Exercise goal. Within the records below, filter for lines carrying the word "title" and copy them.
*** Block opens ***
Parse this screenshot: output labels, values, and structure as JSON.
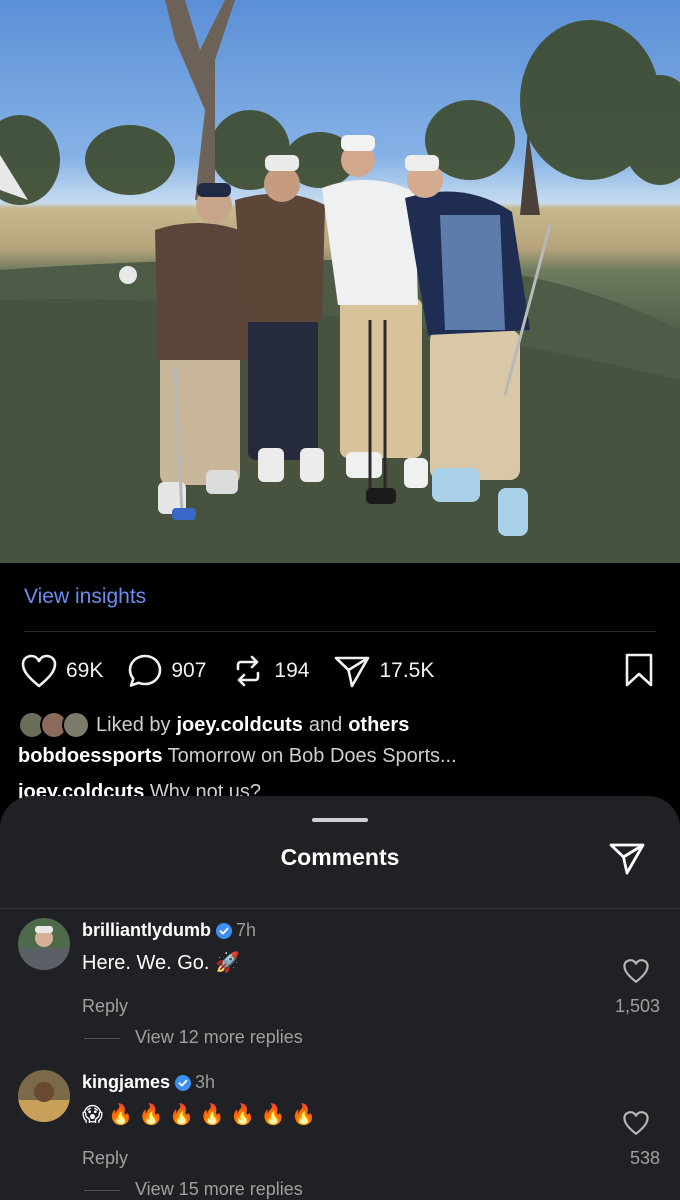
{
  "photo": {
    "description_icon": "photo"
  },
  "post": {
    "insights_label": "View insights",
    "likes": "69K",
    "comments": "907",
    "reposts": "194",
    "shares": "17.5K",
    "liked_by_prefix": "Liked by",
    "liked_by_user": "joey.coldcuts",
    "liked_by_and": "and",
    "liked_by_others": "others",
    "caption_user": "bobdoessports",
    "caption_text": "Tomorrow on Bob Does Sports...",
    "preview_user": "joey.coldcuts",
    "preview_text": "Why not us?"
  },
  "sheet": {
    "title": "Comments"
  },
  "comments": [
    {
      "user": "brilliantlydumb",
      "time": "7h",
      "text": "Here. We. Go. 🚀",
      "reply_label": "Reply",
      "more_replies": "View 12 more replies",
      "likes": "1,503"
    },
    {
      "user": "kingjames",
      "time": "3h",
      "text": "😱 🔥 🔥 🔥 🔥 🔥 🔥 🔥",
      "reply_label": "Reply",
      "more_replies": "View 15 more replies",
      "likes": "538"
    }
  ],
  "colors": {
    "link": "#6b8ef0",
    "sheet_bg": "#202124",
    "verified": "#3d8ef0"
  }
}
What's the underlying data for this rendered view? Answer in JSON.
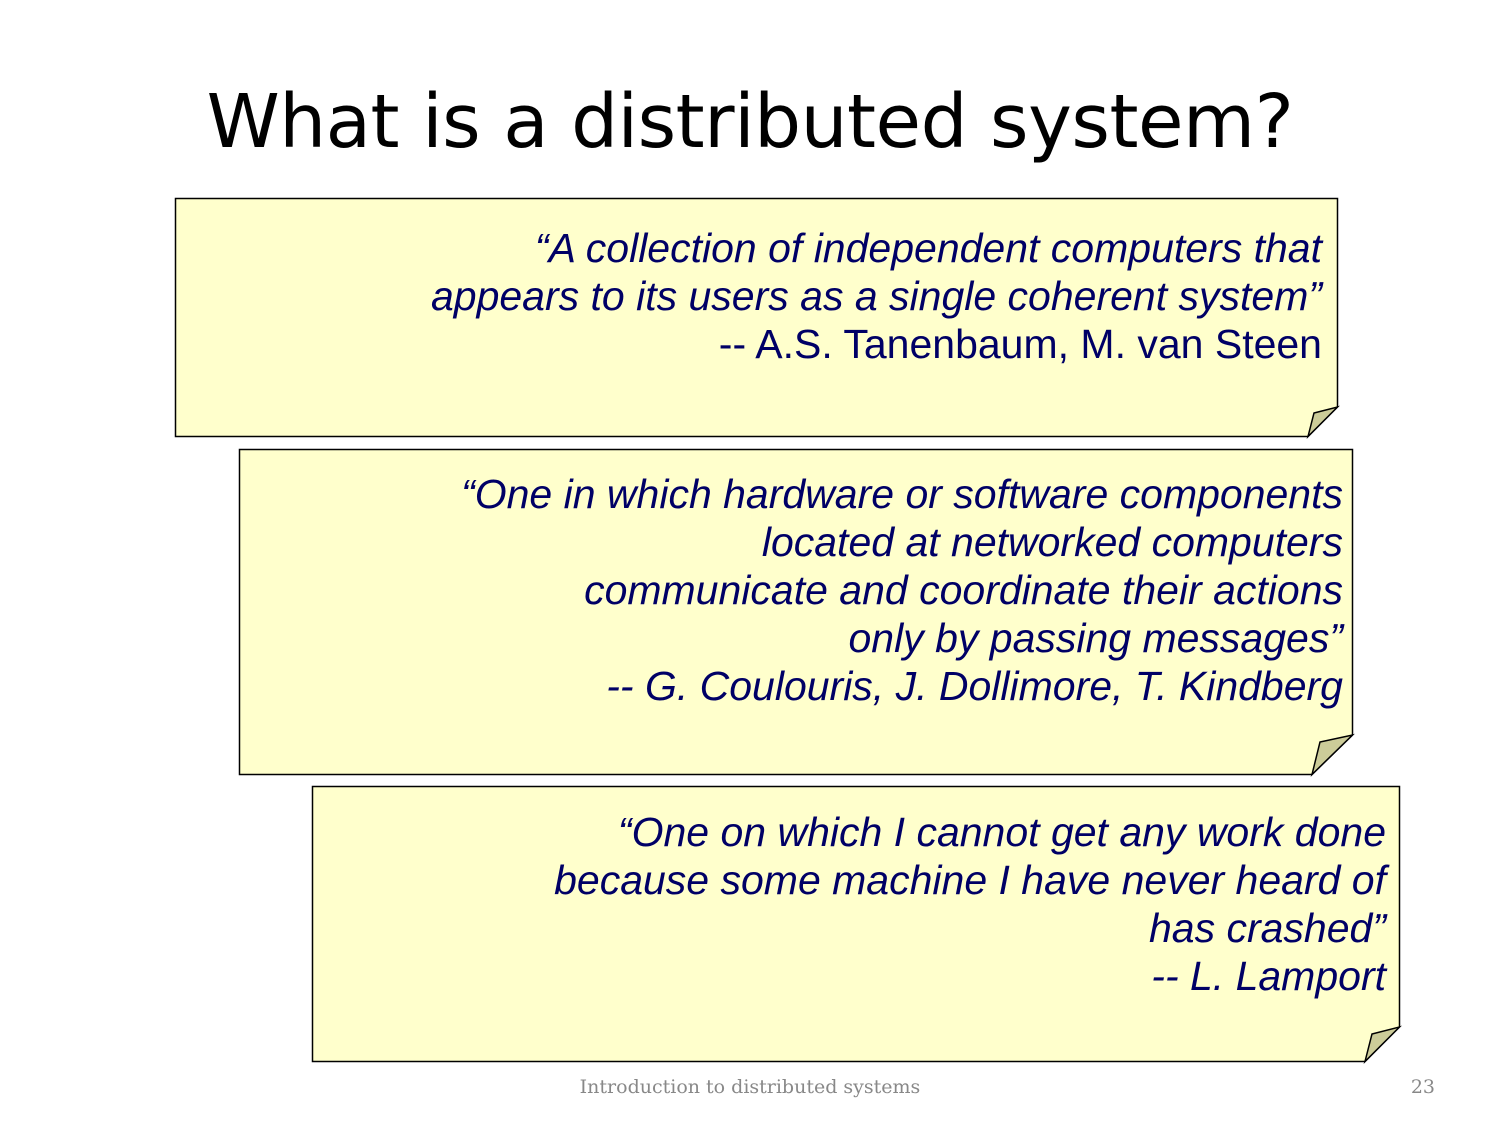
{
  "slide": {
    "title": "What is a distributed system?",
    "footer": "Introduction to distributed systems",
    "page_number": "23"
  },
  "colors": {
    "note_fill": "#ffffcc",
    "note_fold": "#cccc99",
    "note_border": "#000000",
    "quote_text": "#000066"
  },
  "quotes": [
    {
      "lines": [
        "“A collection of independent computers that ",
        "appears to its users as a single coherent system”"
      ],
      "attribution": "-- A.S. Tanenbaum, M. van Steen"
    },
    {
      "lines": [
        "“One in which hardware or software components",
        "located at networked computers ",
        "communicate and coordinate their actions ",
        "only by passing messages”"
      ],
      "attribution": "-- G. Coulouris, J. Dollimore, T. Kindberg"
    },
    {
      "lines": [
        "“One on which I cannot get any work done ",
        "because some machine I have never heard of ",
        "has crashed”"
      ],
      "attribution": "-- L. Lamport"
    }
  ]
}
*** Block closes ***
Answer to this task.
    "title": "Comments"
    "title": "What is a distributed system?",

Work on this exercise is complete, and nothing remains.